Image: Willem de Kooning – Valentine (1947)
Ian C Smith’s work has appeared in, Amsterdam Quarterly, Antipodes, Australian Poetry Journal, Critical Survey, Live Encounters, The Stony Thursday Book, and Two-Thirds North. His seventh book is wonder sadness madness joy, Ginninderra (Port Adelaide). He writes in the Gippsland Lakes area of Victoria, and on Flinders Island, Tasmania.
Ambrose in Amsterdam
Chernobyl time, fall-out drifting
Like a foul disease, falling on Sweden
Another day it was Italy’s turn.
Contamination borne by weather’s random patterns.
Ambrose in Amsterdam
looking for traces of his mother
although one of his voices
knew he would never find her.
He understood enough Dutch
to piece together what had happened,
glanced toward the threatening sky,
wanted to stroll along the street of prostitutes
hands pocket-deep, fingers brushing his penis,
see them lounging in their lurid window.
But desire choked him,
made him feel the way he felt
when he bought pornographic magazines.
After the first seconds of turning pages
His breath catching his throat
& lust crazing him
he always experienced an awareness
of slight boredom tinged with self-revulsion
& futility, always futility.
A cheap hotel room, shouting in the night,
glass smashing. His own tension annoyed him.
Outside his window which he couldn’t open
He noticed in the dim light
A soaked bird, dead on the sill.
Earlier that day he had peered
through the rain beyond the train’s window
hoping to see windmills on the horizon.
Coming here was yet another mistake
one of his interfering voices
the provocative one, had needled.
Why can’t you just get on with your life
like any normal person?
Don’t start on Don Quixote & impossible quests.
Dulcinea del Toboso!
He thought he heard Australian accents
females, further down the carriage
but he didn’t look.
The provocative voice made repetitive nonsense
of the train’s speed, the wheels’ sound.
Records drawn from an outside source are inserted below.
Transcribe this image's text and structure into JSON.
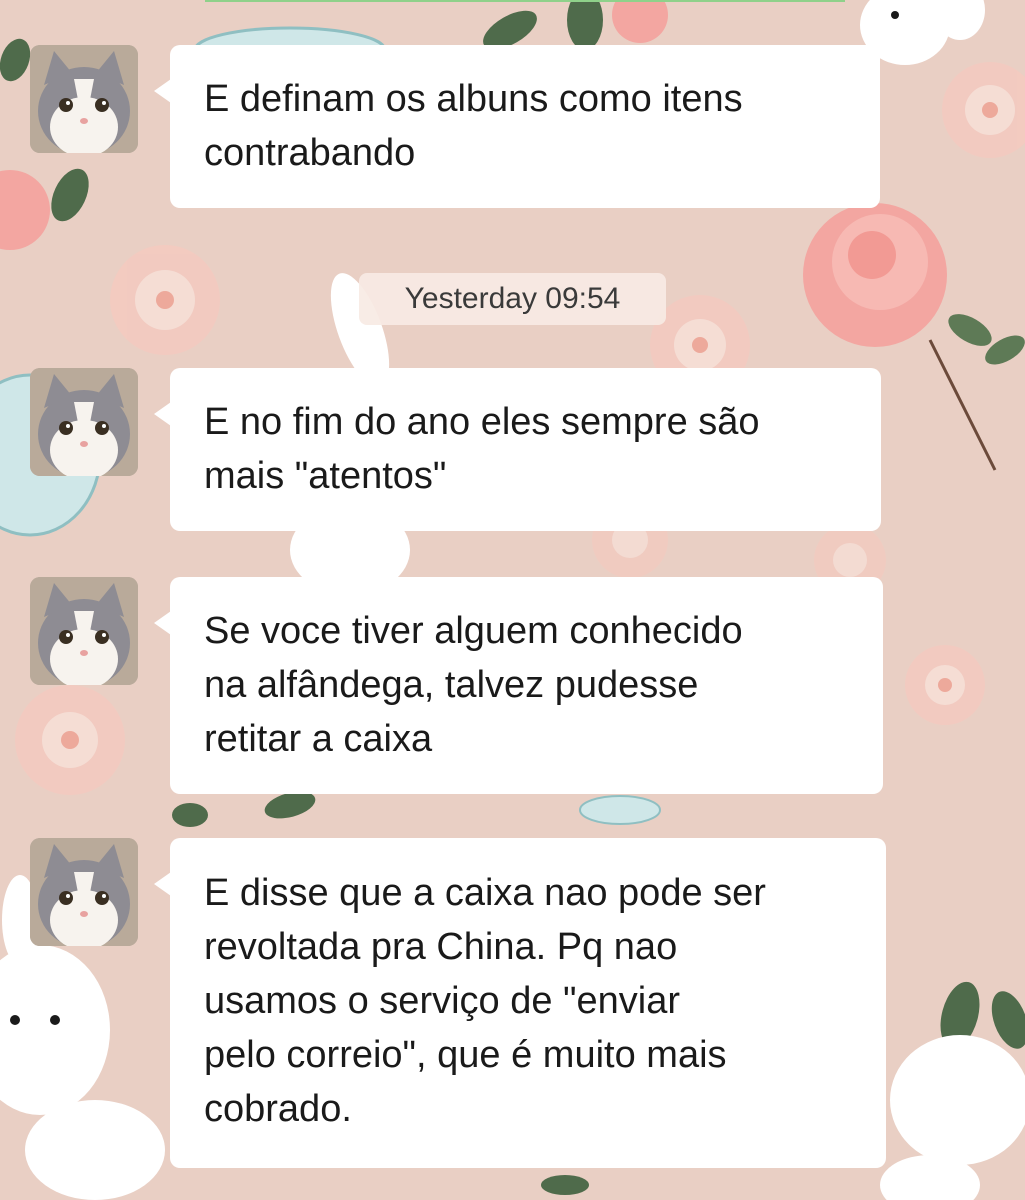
{
  "chat": {
    "messages": [
      {
        "avatar_icon": "cat-avatar-icon",
        "text": "E definam os albuns como itens\ncontrabando"
      },
      {
        "avatar_icon": "cat-avatar-icon",
        "text": "E no fim do ano eles sempre são\nmais \"atentos\""
      },
      {
        "avatar_icon": "cat-avatar-icon",
        "text": "Se voce tiver alguem conhecido\nna alfândega, talvez pudesse\nretitar a caixa"
      },
      {
        "avatar_icon": "cat-avatar-icon",
        "text": "E disse que a caixa nao pode ser\nrevoltada pra China. Pq nao\nusamos o serviço de \"enviar\npelo correio\", que é muito mais\ncobrado."
      }
    ],
    "timestamp": "Yesterday 09:54"
  },
  "theme": {
    "wallpaper": "pink floral bunny pattern",
    "background": "#e9cfc4",
    "bubble": "#ffffff",
    "text": "#1a1a1a",
    "accent_line": "#8fd18a"
  }
}
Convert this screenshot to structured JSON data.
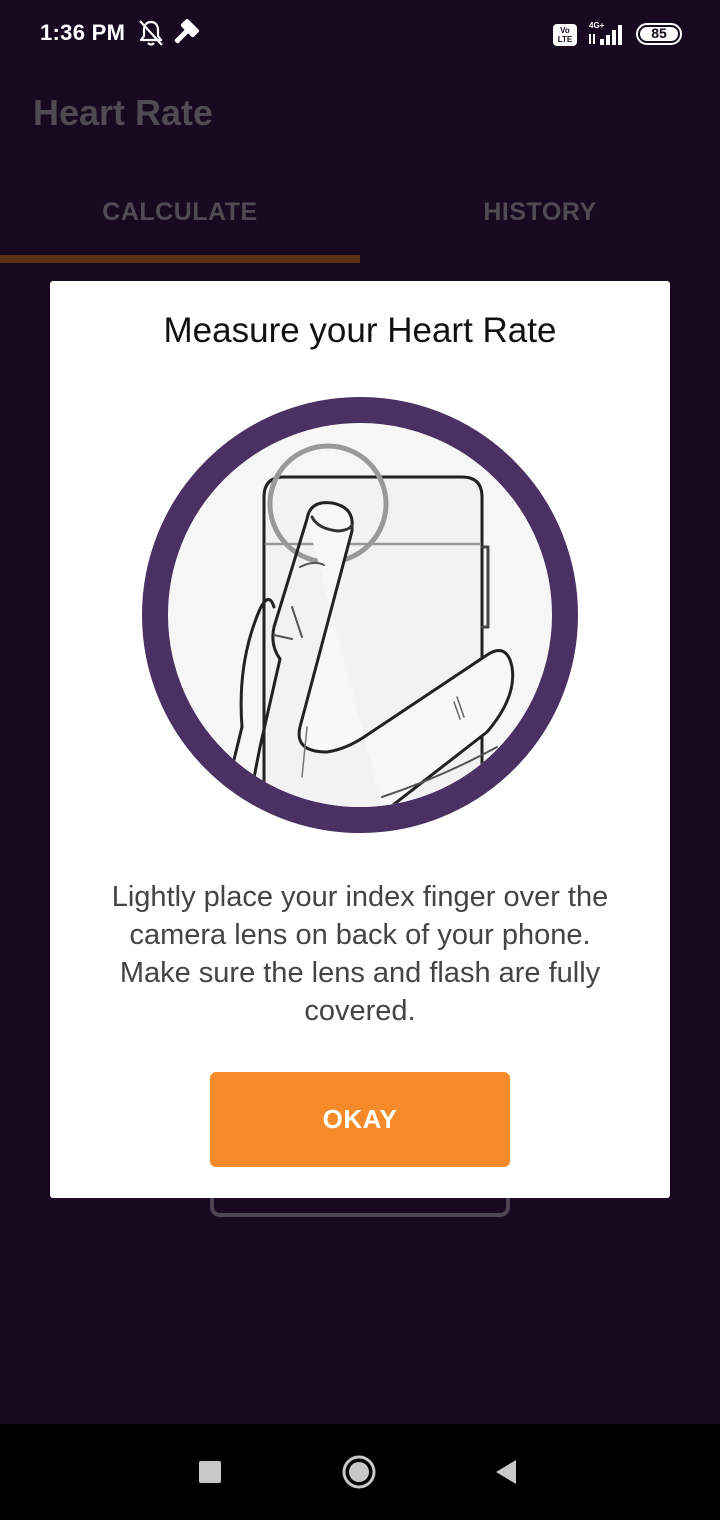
{
  "status_bar": {
    "time": "1:36 PM",
    "network_label": "4G+",
    "volte_label": "Vo LTE",
    "battery_level": "85",
    "icons": [
      "bell-off-icon",
      "hammer-icon",
      "volte-icon",
      "signal-icon",
      "battery-icon"
    ]
  },
  "app": {
    "title": "Heart Rate"
  },
  "tabs": [
    {
      "label": "CALCULATE",
      "selected": true
    },
    {
      "label": "HISTORY",
      "selected": false
    }
  ],
  "dialog": {
    "title": "Measure your Heart Rate",
    "illustration": "finger-on-camera-illustration",
    "body": "Lightly place your index finger over the camera lens on back of your phone. Make sure the lens and flash are fully covered.",
    "button_label": "OKAY"
  },
  "nav_bar": {
    "icons": [
      "recents-icon",
      "home-icon",
      "back-icon"
    ]
  },
  "colors": {
    "background": "#17091f",
    "accent": "#f58a2a",
    "ring": "#4b3063",
    "tab_indicator": "#5b3013"
  }
}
The rain again the next day exhausted his bones
after the long night and broken, uneasy sleep.
He sipped bitter coffee from a tiny glass cup
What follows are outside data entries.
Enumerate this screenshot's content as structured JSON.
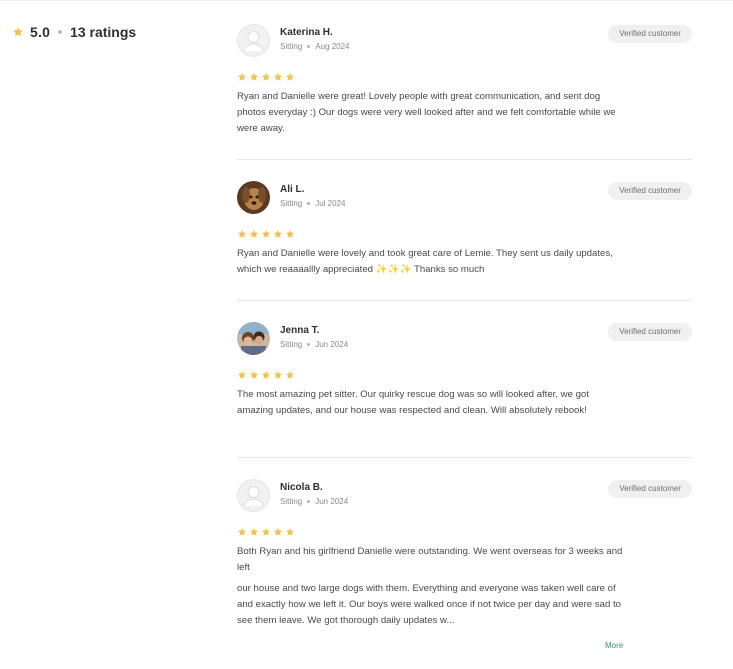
{
  "summary": {
    "rating": "5.0",
    "ratings_count": "13 ratings",
    "star_icon": "star-icon",
    "star_color": "#f2c14e"
  },
  "reviews": [
    {
      "name": "Katerina H.",
      "service": "Sitting",
      "date": "Aug 2024",
      "badge": "Verified customer",
      "stars": 5,
      "avatar": "placeholder-avatar",
      "paragraphs": [
        "Ryan and Danielle were great! Lovely people with great communication, and sent dog photos everyday :) Our dogs were very well looked after and we felt comfortable while we were away."
      ]
    },
    {
      "name": "Ali L.",
      "service": "Sitting",
      "date": "Jul 2024",
      "badge": "Verified customer",
      "stars": 5,
      "avatar": "dog-photo-avatar",
      "paragraphs": [
        "Ryan and Danielle were lovely and took great care of Lemie. They sent us daily updates, which we reaaaallly appreciated ✨✨✨ Thanks so much"
      ]
    },
    {
      "name": "Jenna T.",
      "service": "Sitting",
      "date": "Jun 2024",
      "badge": "Verified customer",
      "stars": 5,
      "avatar": "people-photo-avatar",
      "paragraphs": [
        "The most amazing pet sitter. Our quirky rescue dog was so will looked after, we got amazing updates, and our house was respected and clean. Will absolutely rebook!"
      ]
    },
    {
      "name": "Nicola B.",
      "service": "Sitting",
      "date": "Jun 2024",
      "badge": "Verified customer",
      "stars": 5,
      "avatar": "placeholder-avatar",
      "paragraphs": [
        "Both Ryan and his girlfriend Danielle were outstanding. We went overseas for 3 weeks and left",
        "our house and two large dogs with them. Everything and everyone was taken well care of and exactly how we left it. Our boys were walked once if not twice per day and were sad to see them leave. We got thorough daily updates w..."
      ]
    }
  ],
  "more_label": "More"
}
enjoying its aroma more than the taste
& watching straight-backed cyclists
steering through the city centre
their knees rising, falling, rising with calm precision
spokes glittering in a lone shaft of sunlight.
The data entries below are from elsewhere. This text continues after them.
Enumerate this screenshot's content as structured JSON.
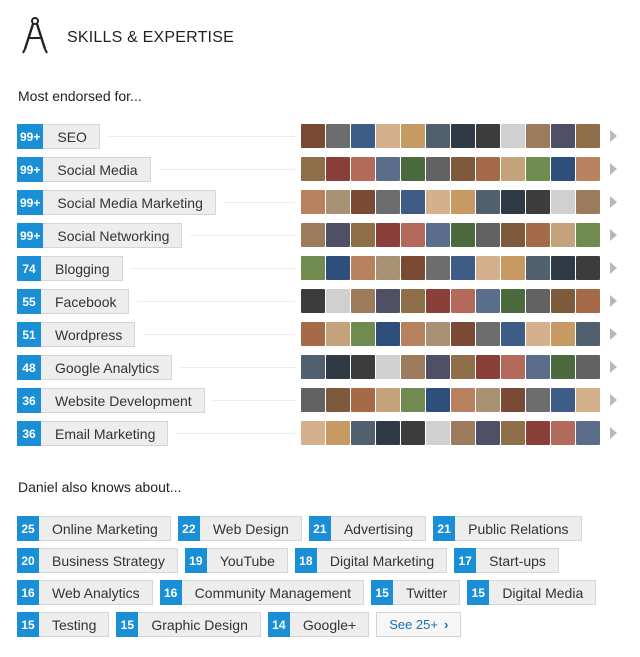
{
  "header": {
    "title": "SKILLS & EXPERTISE",
    "icon": "compass-icon"
  },
  "most_endorsed": {
    "label": "Most endorsed for...",
    "skills": [
      {
        "count": "99+",
        "name": "SEO"
      },
      {
        "count": "99+",
        "name": "Social Media"
      },
      {
        "count": "99+",
        "name": "Social Media Marketing"
      },
      {
        "count": "99+",
        "name": "Social Networking"
      },
      {
        "count": "74",
        "name": "Blogging"
      },
      {
        "count": "55",
        "name": "Facebook"
      },
      {
        "count": "51",
        "name": "Wordpress"
      },
      {
        "count": "48",
        "name": "Google Analytics"
      },
      {
        "count": "36",
        "name": "Website Development"
      },
      {
        "count": "36",
        "name": "Email Marketing"
      }
    ]
  },
  "also_knows": {
    "label": "Daniel also knows about...",
    "rows": [
      [
        {
          "count": "25",
          "name": "Online Marketing"
        },
        {
          "count": "22",
          "name": "Web Design"
        },
        {
          "count": "21",
          "name": "Advertising"
        },
        {
          "count": "21",
          "name": "Public Relations"
        }
      ],
      [
        {
          "count": "20",
          "name": "Business Strategy"
        },
        {
          "count": "19",
          "name": "YouTube"
        },
        {
          "count": "18",
          "name": "Digital Marketing"
        },
        {
          "count": "17",
          "name": "Start-ups"
        }
      ],
      [
        {
          "count": "16",
          "name": "Web Analytics"
        },
        {
          "count": "16",
          "name": "Community Management"
        },
        {
          "count": "15",
          "name": "Twitter"
        },
        {
          "count": "15",
          "name": "Digital Media"
        }
      ],
      [
        {
          "count": "15",
          "name": "Testing"
        },
        {
          "count": "15",
          "name": "Graphic Design"
        },
        {
          "count": "14",
          "name": "Google+"
        }
      ]
    ],
    "see_more": "See 25+"
  },
  "colors": {
    "accent": "#1a8fd6",
    "pill_bg": "#ededed",
    "link": "#1a6fb2"
  }
}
He knew this scene would be cast forever in his memory
vivid, locked there to remain
while other times fell away beyond recall.
He mingled with other visitors in the easing rain
under a broad rainbow forming
a half-arch over a cobblestoned square.
An old woman with raggedy sleeves fed pigeons
while a young man smoking a fat roll-your-own
& wearing tight leather pants
& a pattern of studs in one ear
tried to sell clockwork birds.
The gaudy toys fluttered, erratic
& Ambrose ducked, heard someone laugh.
When he looked again, tight pants grinned openly.
Later, he remembered leaning over a railing
watching raindrops fragment his reflection in a canal.
He had read about the Zuyder Zee.
Imagine a dyke thirty kilometres long
holding back the sea, the sea
which had eroded their precious land for centuries.
Incredible people, the Dutch.
Not all of them.
Remember the story at school
a boy’s finger plugging a hole in the dyke?
Yeah, I remember, but a memory
can be a nuisance, however faint.
You’re like that dumb kid at the dyke.
Moving forward in life can be a refusal to quit.
You don’t have to try forever to reclaim the past
Like the Dutch reclaiming their lost land.
So what if he said she was just a Dutch slut?
You can’t change what’s already happened.
The old woman feeding the pigeons
had ignored tight pants winding his clockwork birds.
When she sat Ambrose had seen her large knickers.
She was grey all over
her clothes, her skin, the folds of her neck
all the same colour, grey.
She had looked at Ambrose
& he had wondered where she slept
& what sort of life she had endured.
He felt certain the old woman had no-one.
She was alone.
I could go there. See the Zuyder Zee!
You’ve only just got here!
Every time you arrive somewhere
you want to take off for another place.
You’ve got to face things in the end.
The boy’s gone, the dyke’s gone, she’s gone.